Reporting live from a broken Blackberry in the wifi-starved outpost of the Lower Sky Road just outside of Clifden in the West of Ireland.
The truth is this: there is wifi but it’s concentrated in a small spot by the chilly outer entrance and I’ve a blazing peat fire to tend.
I HAVE completed my homework this week though. It wasn’t hard. My assignment was to monitor my behaviour and work out what routine acts of monetary madness, what micro crimes that cost cash I commit if not constantly, frequently.
I observed three.
1 / I scatter cash and coins. While I stow away withdrawals from the ATM inside my purse most of the time (when I don’t tuck them in my pocket or inside a book in my bag), I regularly fail to tuck the change from a purchase where it should go. I toss my hard currency around my house, my bags and my coat pockets a little too freely. And nice as it is to discover a fold of cash in a jean pocket, this carelessness isn’t clever.

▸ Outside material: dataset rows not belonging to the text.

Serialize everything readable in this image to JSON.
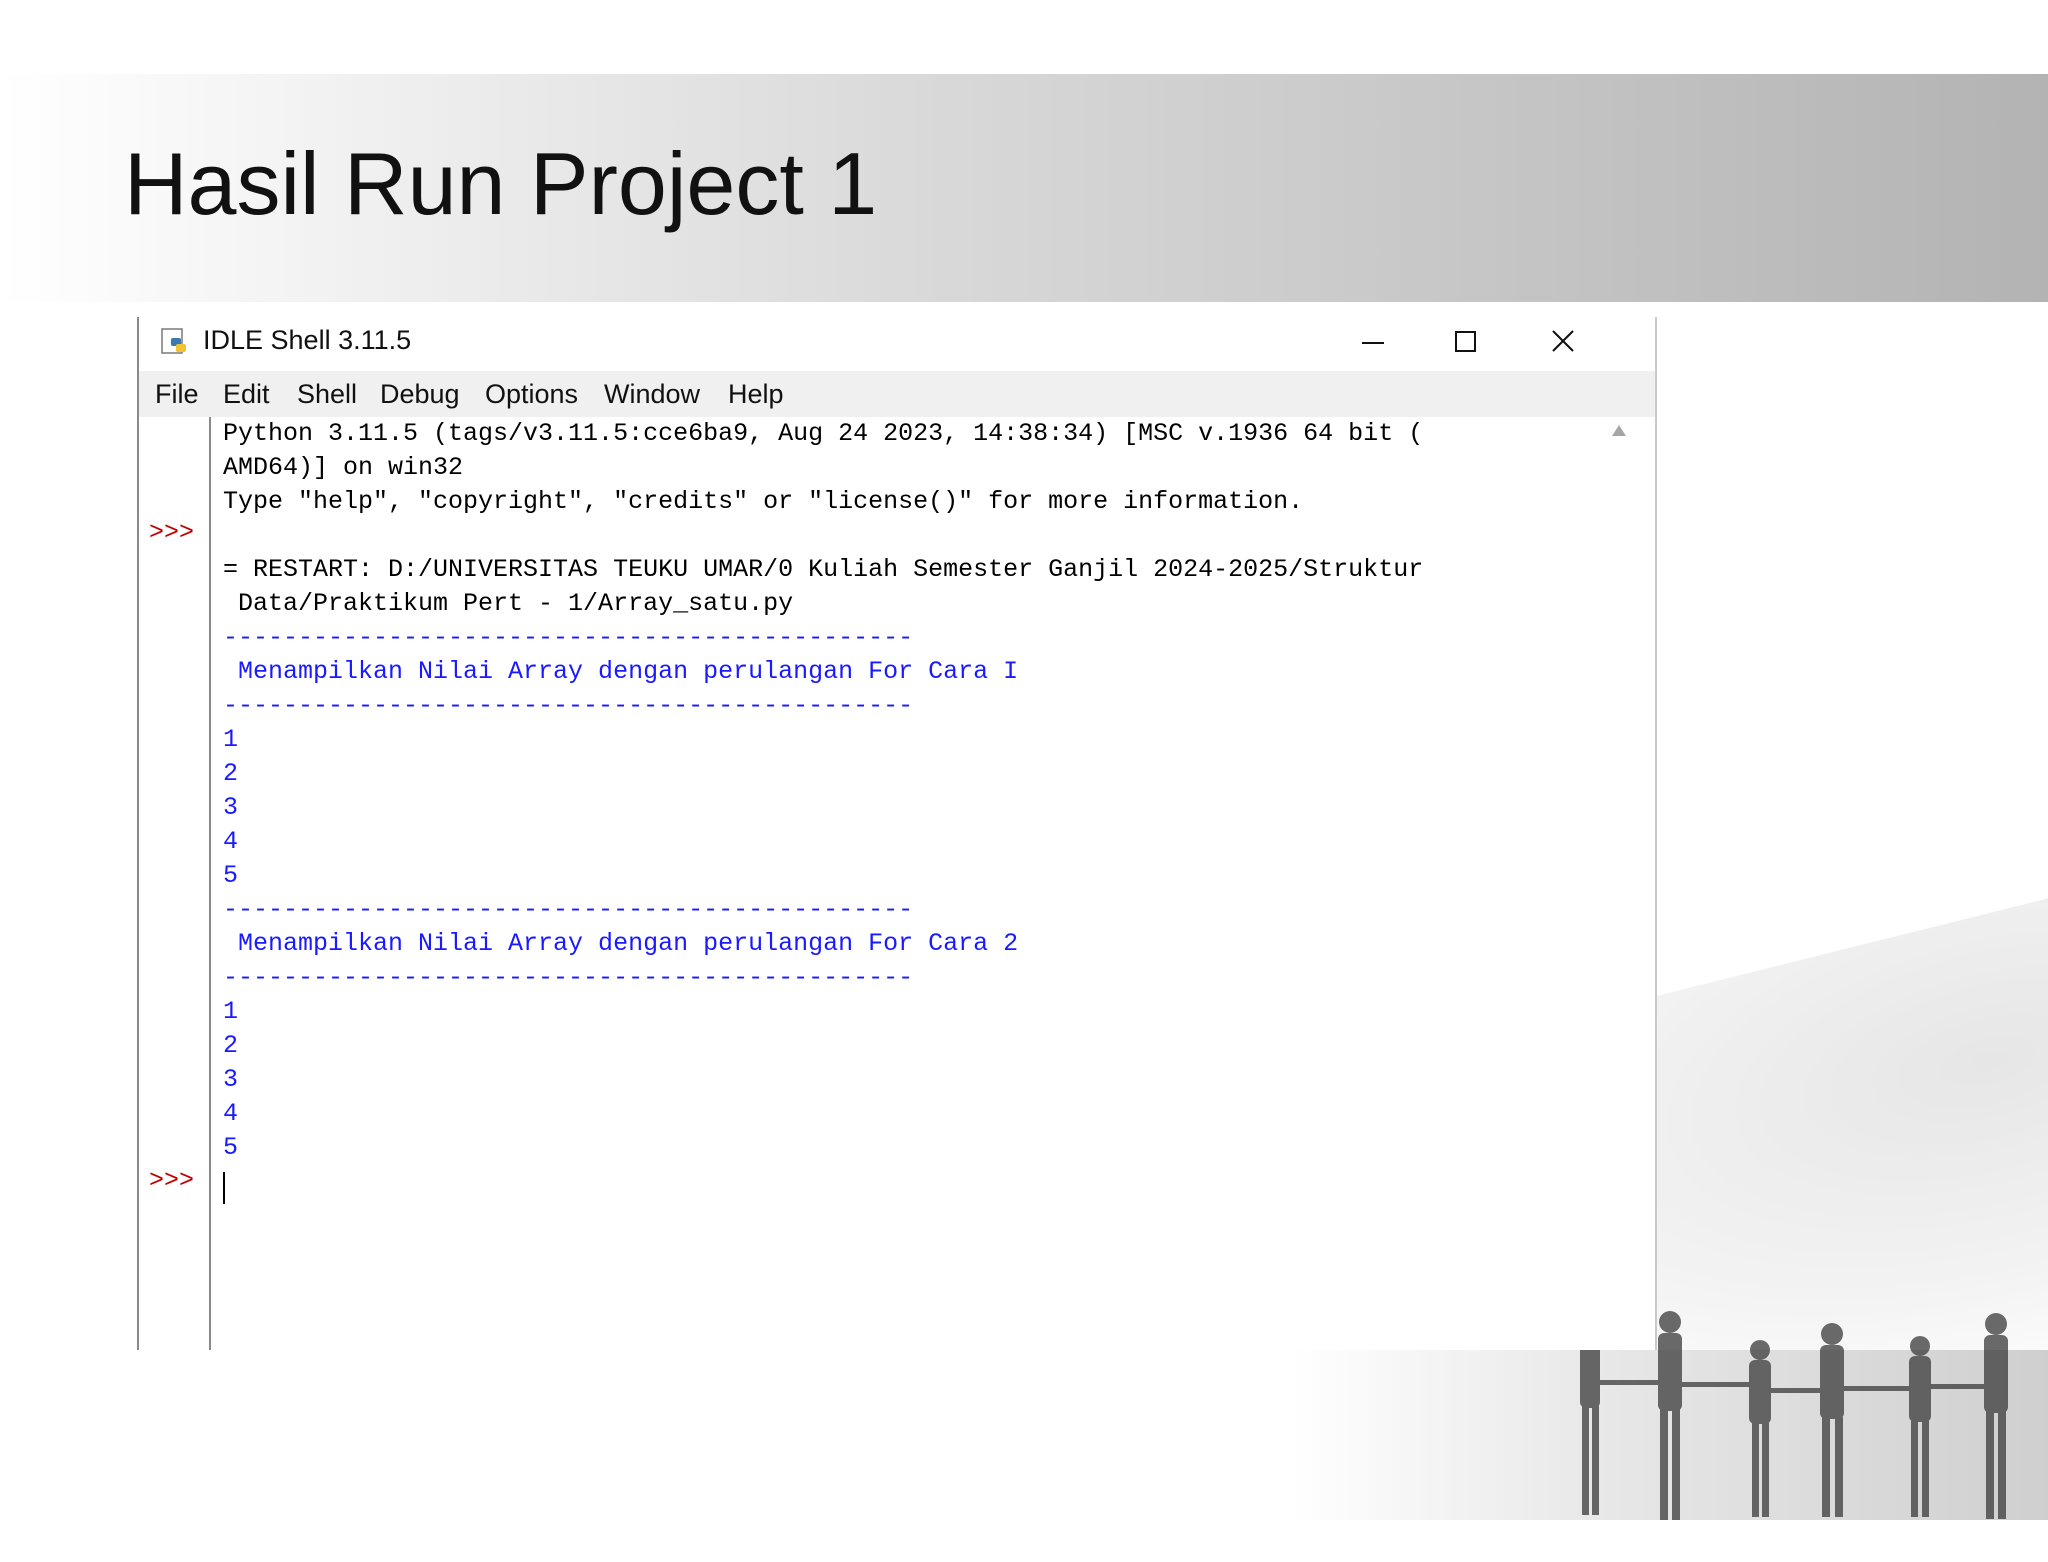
{
  "slide": {
    "title": "Hasil Run Project 1"
  },
  "window": {
    "title": "IDLE Shell 3.11.5",
    "menu": [
      "File",
      "Edit",
      "Shell",
      "Debug",
      "Options",
      "Window",
      "Help"
    ]
  },
  "shell": {
    "prompt": ">>>",
    "lines": [
      "Python 3.11.5 (tags/v3.11.5:cce6ba9, Aug 24 2023, 14:38:34) [MSC v.1936 64 bit (",
      "AMD64)] on win32",
      "Type \"help\", \"copyright\", \"credits\" or \"license()\" for more information.",
      "= RESTART: D:/UNIVERSITAS TEUKU UMAR/0 Kuliah Semester Ganjil 2024-2025/Struktur",
      " Data/Praktikum Pert - 1/Array_satu.py"
    ],
    "separator": "----------------------------------------------",
    "heading1": " Menampilkan Nilai Array dengan perulangan For Cara I",
    "heading2": " Menampilkan Nilai Array dengan perulangan For Cara 2",
    "values1": [
      "1",
      "2",
      "3",
      "4",
      "5"
    ],
    "values2": [
      "1",
      "2",
      "3",
      "4",
      "5"
    ]
  },
  "colors": {
    "output_blue": "#1a1aff",
    "prompt_red": "#c00000"
  }
}
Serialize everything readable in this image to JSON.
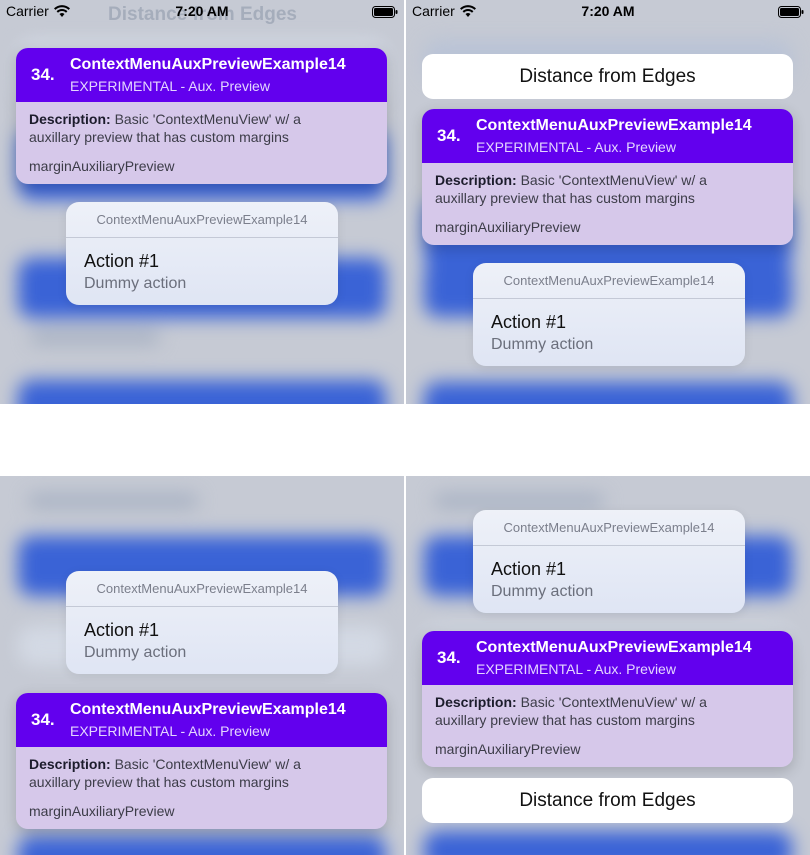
{
  "status_bar": {
    "carrier": "Carrier",
    "time": "7:20 AM"
  },
  "background": {
    "faded_title": "Distance from Edges"
  },
  "card": {
    "number": "34.",
    "title": "ContextMenuAuxPreviewExample14",
    "subtitle": "EXPERIMENTAL - Aux. Preview",
    "description_label": "Description:",
    "description_text": " Basic 'ContextMenuView' w/ a auxillary preview that has custom margins",
    "property": "marginAuxiliaryPreview"
  },
  "menu": {
    "title": "ContextMenuAuxPreviewExample14",
    "action_title": "Action #1",
    "action_subtitle": "Dummy action"
  },
  "aux_preview": {
    "label": "Distance from Edges"
  },
  "colors": {
    "card_header": "#6200ee",
    "card_body": "#d6c8ea",
    "backdrop_blue": "#3a63d6",
    "aux_preview": "#ffffff"
  }
}
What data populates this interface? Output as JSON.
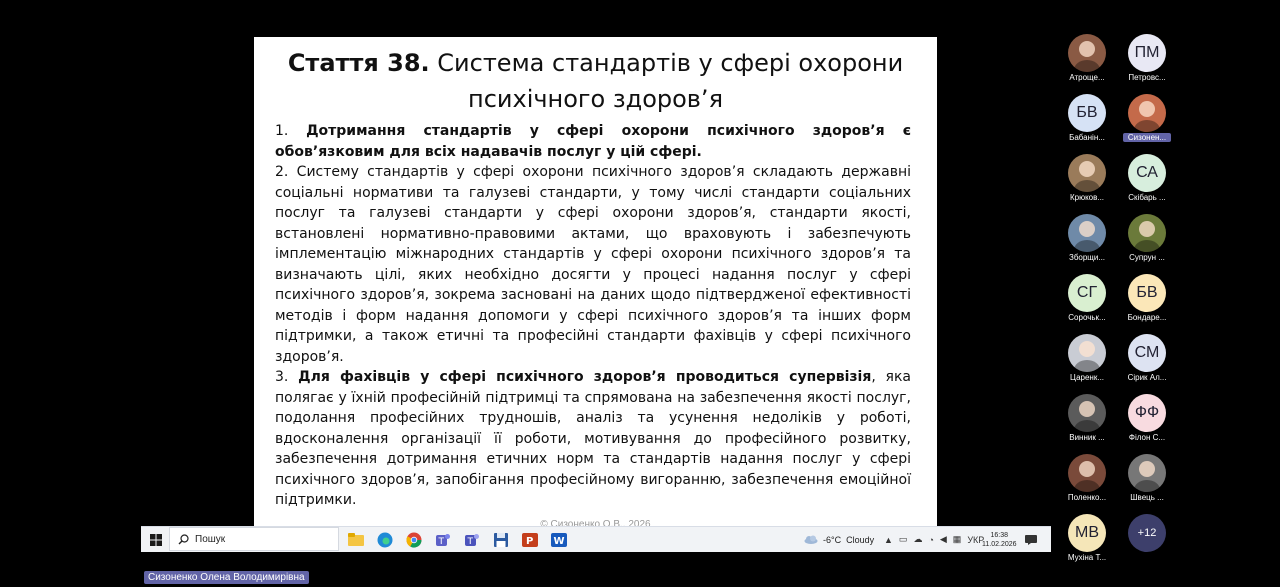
{
  "slide": {
    "title_bold": "Стаття 38.",
    "title_rest": " Система стандартів у сфері охорони психічного здоров’я",
    "p1_num": "1. ",
    "p1_bold": "Дотримання стандартів у сфері охорони психічного здоров’я є обов’язковим для всіх надавачів послуг у цій сфері.",
    "p2": "2. Систему стандартів у сфері охорони психічного здоров’я складають державні соціальні нормативи та галузеві стандарти, у тому числі стандарти соціальних послуг та галузеві стандарти у сфері охорони здоров’я, стандарти якості, встановлені нормативно-правовими актами, що враховують і забезпечують імплементацію міжнародних стандартів у сфері охорони психічного здоров’я та визначають цілі, яких необхідно досягти у процесі надання послуг у сфері психічного здоров’я, зокрема засновані на даних щодо підтвердженої ефективності методів і форм надання допомоги у сфері психічного здоров’я та інших форм підтримки, а також етичні та професійні стандарти фахівців у сфері психічного здоров’я.",
    "p3_num": "3. ",
    "p3_bold": "Для фахівців у сфері психічного здоров’я проводиться супервізія",
    "p3_rest": ", яка полягає у їхній професійній підтримці та спрямована на забезпечення якості послуг, подолання професійних трудношів, аналіз та усунення недоліків у роботі, вдосконалення організації її роботи, мотивування до професійного розвитку, забезпечення дотримання етичних норм та стандартів надання послуг у сфері психічного здоров’я, запобігання професійному вигоранню, забезпечення емоційної підтримки.",
    "footer": "© Сизоненко О.В., 2026"
  },
  "taskbar": {
    "search_label": "Пошук",
    "weather_temp": "-6°C",
    "weather_desc": "Cloudy",
    "lang": "УКР",
    "time": "16:38",
    "date": "11.02.2026"
  },
  "participants": [
    {
      "name": "Атроще...",
      "initials": "",
      "color": "#8a5a44"
    },
    {
      "name": "Петровс...",
      "initials": "ПМ",
      "color": "#e8e8f4"
    },
    {
      "name": "Бабанін...",
      "initials": "БВ",
      "color": "#d6e2f5"
    },
    {
      "name": "Сизонен...",
      "initials": "",
      "color": "#c46a4a"
    },
    {
      "name": "Крюков...",
      "initials": "",
      "color": "#9a7b5a"
    },
    {
      "name": "Скібарь ...",
      "initials": "СА",
      "color": "#d7eedd"
    },
    {
      "name": "Зборщи...",
      "initials": "",
      "color": "#6f8aa8"
    },
    {
      "name": "Супрун ...",
      "initials": "",
      "color": "#6b7a3a"
    },
    {
      "name": "Сорочьк...",
      "initials": "СГ",
      "color": "#d9efd0"
    },
    {
      "name": "Бондаре...",
      "initials": "БВ",
      "color": "#fbe7b8"
    },
    {
      "name": "Царенк...",
      "initials": "",
      "color": "#c9ccd4"
    },
    {
      "name": "Сірик Ал...",
      "initials": "СМ",
      "color": "#dde3f2"
    },
    {
      "name": "Винник ...",
      "initials": "",
      "color": "#5b5b5b"
    },
    {
      "name": "Філон С...",
      "initials": "ФФ",
      "color": "#f8dbe0"
    },
    {
      "name": "Поленко...",
      "initials": "",
      "color": "#7a4a3a"
    },
    {
      "name": "Швець ...",
      "initials": "",
      "color": "#777777"
    },
    {
      "name": "Мухіна Т...",
      "initials": "МВ",
      "color": "#f5e6b8"
    },
    {
      "name": "",
      "initials": "+12",
      "color": "#3d3f6b"
    }
  ],
  "speaker_name": "Сизоненко Олена Володимирівна"
}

2/ I do the same with bits of paper. Vital scraps like significant receipts. We know I’ve issues submitting my work expenses, claiming reimbursements for medical costs …never mind filing taxes. Its no coincidence that each of these efforts are utterly dependent finding all these stray scraps. Some of which I never do.
3/ When I do face up to financial chores, I often do half the work and leave the rest unfinished and so when I get over my next bout of procrastination I have to start all over again because I can’t remember where I got to with the initial effort — which is a brilliant reason to allow the procrastination period to extend and extend since I’m confused about to where start.
I’ve decided the solution to these time-wasting and financially foolish life-long tendencies involves setting myself a trap for which I’ll need a box, a post-it note and a fancy calculator.
More on this time when I make it back to base and pick my next card — i.e. tomorrow. Till then I’ve the ridiculously large sky of the West of Ireland to watch as we get into the car and the chase the weather through the mountains.